“I got the chance to fight Manny Pacquiao again for the pound for pound number one.
Cancer: Popular hair tool contains ‘cancer-causing chemicals’ [ADVICE]
Dementia: The sleep disorder associated with cognitive impairment [INSIGHT]
Hair loss: Three ‘hair-care’ habits causing permanent hair loss [TIPS]
“So obviously when the Pacquiao fight came along that I got destroyed in two rounds in, then my confidence was down. My head was down. Ultimately, I had to retire then.
Hatton also admitted that on the outside he looked content but behind the scenes, at home, was in despair and even contemplating suicide.
He added: “I’d come home from the gym, train me lads, tell a few jokes, crack a few smiles.
“On the surface, Rick’s alright, then I’d come in here and just cry. Cry all day, cry all day.
“It’s pretty much the same routine every day and then sometimes I’d come in and get a knife out and just sit there with it by my wrist, just crying, cry and cry and cry, and be going ‘come on, come on’.”
For him, doing the fight with Berrera was an easy decision to make.
He described it as a “celebration of us coming out of Covid”, which he admitted has affected him personally, having “lost family due to mental health in Covid”.
Hatton is one of many elite athletes who have described mental health issues. Tyson Fury is another who has spoken regularly about struggling with depression.
One study by the Canadian Academy of Sport Medicine looked at rates of depression in competitive athletes.
It found 34 percent of athletes met the criteria for depression, and 26 percent self-reported mild symptoms of depression.

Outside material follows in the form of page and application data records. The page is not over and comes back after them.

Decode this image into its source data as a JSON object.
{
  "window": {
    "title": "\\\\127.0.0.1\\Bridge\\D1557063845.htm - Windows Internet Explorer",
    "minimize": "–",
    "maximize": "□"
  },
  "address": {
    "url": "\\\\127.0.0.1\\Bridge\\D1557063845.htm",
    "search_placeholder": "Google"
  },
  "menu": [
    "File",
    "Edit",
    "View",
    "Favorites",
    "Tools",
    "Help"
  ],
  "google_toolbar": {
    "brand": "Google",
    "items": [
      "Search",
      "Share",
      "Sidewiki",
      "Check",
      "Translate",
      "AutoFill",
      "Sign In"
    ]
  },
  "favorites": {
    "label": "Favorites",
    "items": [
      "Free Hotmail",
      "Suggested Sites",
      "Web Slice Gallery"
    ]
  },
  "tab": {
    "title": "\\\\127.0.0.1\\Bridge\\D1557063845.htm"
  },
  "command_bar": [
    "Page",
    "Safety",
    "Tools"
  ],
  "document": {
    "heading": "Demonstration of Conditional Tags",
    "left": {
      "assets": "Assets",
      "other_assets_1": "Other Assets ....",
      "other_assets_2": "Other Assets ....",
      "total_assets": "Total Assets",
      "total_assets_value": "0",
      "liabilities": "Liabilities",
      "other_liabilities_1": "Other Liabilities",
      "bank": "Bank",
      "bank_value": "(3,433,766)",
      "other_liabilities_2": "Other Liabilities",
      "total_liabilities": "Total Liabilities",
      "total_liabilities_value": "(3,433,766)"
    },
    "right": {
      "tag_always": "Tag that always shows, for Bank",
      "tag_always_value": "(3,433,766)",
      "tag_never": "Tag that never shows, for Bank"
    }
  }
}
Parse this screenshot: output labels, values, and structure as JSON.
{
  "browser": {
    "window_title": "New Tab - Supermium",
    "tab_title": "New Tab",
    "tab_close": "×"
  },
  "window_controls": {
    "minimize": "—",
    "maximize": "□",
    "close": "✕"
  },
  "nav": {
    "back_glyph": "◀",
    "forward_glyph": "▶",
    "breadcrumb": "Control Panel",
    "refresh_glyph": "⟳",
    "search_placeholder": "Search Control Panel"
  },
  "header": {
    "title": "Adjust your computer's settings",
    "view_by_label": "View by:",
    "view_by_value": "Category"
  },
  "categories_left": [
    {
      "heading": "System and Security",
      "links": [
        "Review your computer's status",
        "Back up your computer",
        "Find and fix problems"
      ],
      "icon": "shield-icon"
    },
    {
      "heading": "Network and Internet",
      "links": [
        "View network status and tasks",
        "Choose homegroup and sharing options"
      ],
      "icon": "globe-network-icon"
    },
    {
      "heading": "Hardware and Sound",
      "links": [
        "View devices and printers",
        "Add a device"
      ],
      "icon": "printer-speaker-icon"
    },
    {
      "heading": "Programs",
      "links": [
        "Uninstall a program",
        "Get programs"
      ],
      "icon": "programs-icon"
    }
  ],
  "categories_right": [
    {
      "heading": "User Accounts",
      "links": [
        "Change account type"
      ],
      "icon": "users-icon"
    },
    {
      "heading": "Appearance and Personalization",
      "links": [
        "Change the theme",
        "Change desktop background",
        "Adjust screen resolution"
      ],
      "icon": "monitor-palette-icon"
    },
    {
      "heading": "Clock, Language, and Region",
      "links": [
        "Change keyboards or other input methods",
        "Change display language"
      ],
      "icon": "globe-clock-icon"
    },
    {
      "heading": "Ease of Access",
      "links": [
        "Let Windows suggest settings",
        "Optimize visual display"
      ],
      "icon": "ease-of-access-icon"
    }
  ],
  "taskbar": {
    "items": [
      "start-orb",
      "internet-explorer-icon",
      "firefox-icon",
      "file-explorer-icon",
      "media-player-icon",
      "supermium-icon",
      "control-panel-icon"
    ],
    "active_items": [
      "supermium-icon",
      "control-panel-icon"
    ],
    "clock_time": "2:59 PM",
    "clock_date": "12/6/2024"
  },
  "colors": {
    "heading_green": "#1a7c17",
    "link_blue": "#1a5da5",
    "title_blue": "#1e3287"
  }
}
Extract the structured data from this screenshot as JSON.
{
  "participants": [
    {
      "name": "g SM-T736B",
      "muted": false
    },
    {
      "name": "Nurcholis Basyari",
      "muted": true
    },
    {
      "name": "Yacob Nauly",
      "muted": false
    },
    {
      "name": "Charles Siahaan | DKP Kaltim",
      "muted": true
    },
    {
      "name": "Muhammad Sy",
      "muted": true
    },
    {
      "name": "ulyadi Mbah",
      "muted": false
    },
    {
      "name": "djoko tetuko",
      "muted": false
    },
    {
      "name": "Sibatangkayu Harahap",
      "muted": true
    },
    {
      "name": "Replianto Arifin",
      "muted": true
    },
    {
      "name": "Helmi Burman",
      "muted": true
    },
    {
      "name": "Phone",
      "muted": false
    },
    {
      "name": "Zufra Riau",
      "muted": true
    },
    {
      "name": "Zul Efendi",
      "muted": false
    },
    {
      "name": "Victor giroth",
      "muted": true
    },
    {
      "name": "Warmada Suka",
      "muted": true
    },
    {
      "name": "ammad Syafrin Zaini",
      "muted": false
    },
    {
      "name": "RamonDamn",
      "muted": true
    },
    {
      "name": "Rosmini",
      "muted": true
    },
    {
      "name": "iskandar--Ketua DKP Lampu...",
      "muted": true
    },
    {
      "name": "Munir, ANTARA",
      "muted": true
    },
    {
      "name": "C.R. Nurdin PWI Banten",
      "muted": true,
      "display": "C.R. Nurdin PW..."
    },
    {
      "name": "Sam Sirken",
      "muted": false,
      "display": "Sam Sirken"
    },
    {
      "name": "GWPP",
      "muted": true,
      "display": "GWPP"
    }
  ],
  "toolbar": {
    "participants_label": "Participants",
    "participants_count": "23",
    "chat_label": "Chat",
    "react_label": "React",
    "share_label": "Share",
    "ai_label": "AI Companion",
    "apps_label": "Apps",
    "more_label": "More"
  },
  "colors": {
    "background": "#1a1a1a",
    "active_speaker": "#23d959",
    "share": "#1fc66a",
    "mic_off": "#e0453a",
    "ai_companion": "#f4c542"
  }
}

The prevalence of depression doubled among the top 25 percent of athletes, and failure was significantly linked to the condition.
Depression is defined by the National Institute for Health and Care Excellence as a persistent low mood or loss of pleasure in activities that normally give you pleasure.
The symptoms include having low self-esteem, feeling guilt-ridden and having no motivation or interest in things.
If you think you might be depressed or know somebody that is suffering from depression, it’s important to talk to people about it.
You can contact the Samaritans on 116 123 and [email protected].
Source: Read Full Article